Premieres 19 July at Outfest Film Festival, California; screens on 26 July at Woods Hole Film Festival, Massachusetts. Showing at US universities thereafter.

After watching Al Gore's straight-faced presentation in the 2006 film An Inconvenient Truth, director Randy Olson turned to humour to tackle the issue of climate change. “I really liked it,” he says of Gore's documentary in the opening to Sizzle, Olson's new film that premieres in Hollywood on 19 July, “but I kept thinking 'where are all the scientists?'”

Part documentary, part mockumentary, Sizzle follows Olson as he interviews scientists and sceptics from around the United States with the help of a crew of thinly drawn comedic characters. Director of the well-received 2006 documentary on intelligent design, Flock of Dodos, Olson is no stranger to portraying society's complex response to science. Sadly, Sizzle's mix of styles confuses his message.

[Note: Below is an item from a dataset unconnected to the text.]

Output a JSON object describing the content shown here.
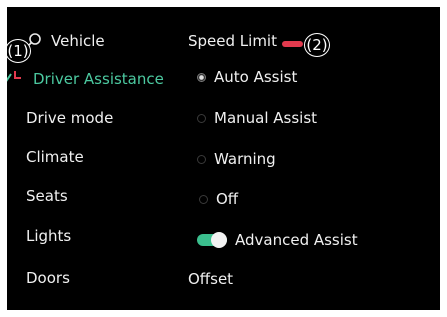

The interviewees, including researchers such as Gerald Meehl at the National Center for Atmospheric Research in Colorado and Richard Somerville at the Scripps Institution of Oceanography in California, look as if they think they are being interviewed for a straight documentary. Then Olson's cameraman, a climate-change sceptic played by comedian Alex Thomas in a solid and funny performance, butts in with his own contribution, a running gag that the film turns into a point about scientific communication: when you ask dumb questions in everyday language, scientists suddenly start talking like 'normal' people.

Olson argues that data alone fail to convince people to care about climate change. What succeeds is anecdote and emotion. Indeed, the film contains very little data. The interviews are edited down to mere stubs, with no explanation of what climate change is or why we should laugh at the sceptics. Perhaps Olson assumes his audience has previous knowledge.

Olson heads to New Orleans in search of compelling anecdotes. With the caveat that the relationship between climate change and hurricanes is still being worked out, he argues like many before him, including Gore, that Hurricane Katrina is a window into a climate-changed world — even the richest nation on Earth disintegrates into anarchy in the face of terrible natural disasters. But once he gets there, Olson wanders off-topic, preferring to criticize the federal response to the hurricane.

The film is good in places and provides insights into the social response to climate change. But some of the mockumentary's jokes, meant to keep us watching, are rather stale: an elderly white woman — Olson's mother — goes out on the town with the young black camera crew, and the gay film producers throw several colourful hissy fits.

Ultimately, one is left wondering what the film aims to do. Does it argue that climate change is real, or discuss how we might convince people that it is? At the end of the film, Olson heads off to the editing studio to make a coherent story out of his footage. If only we had got to see that version.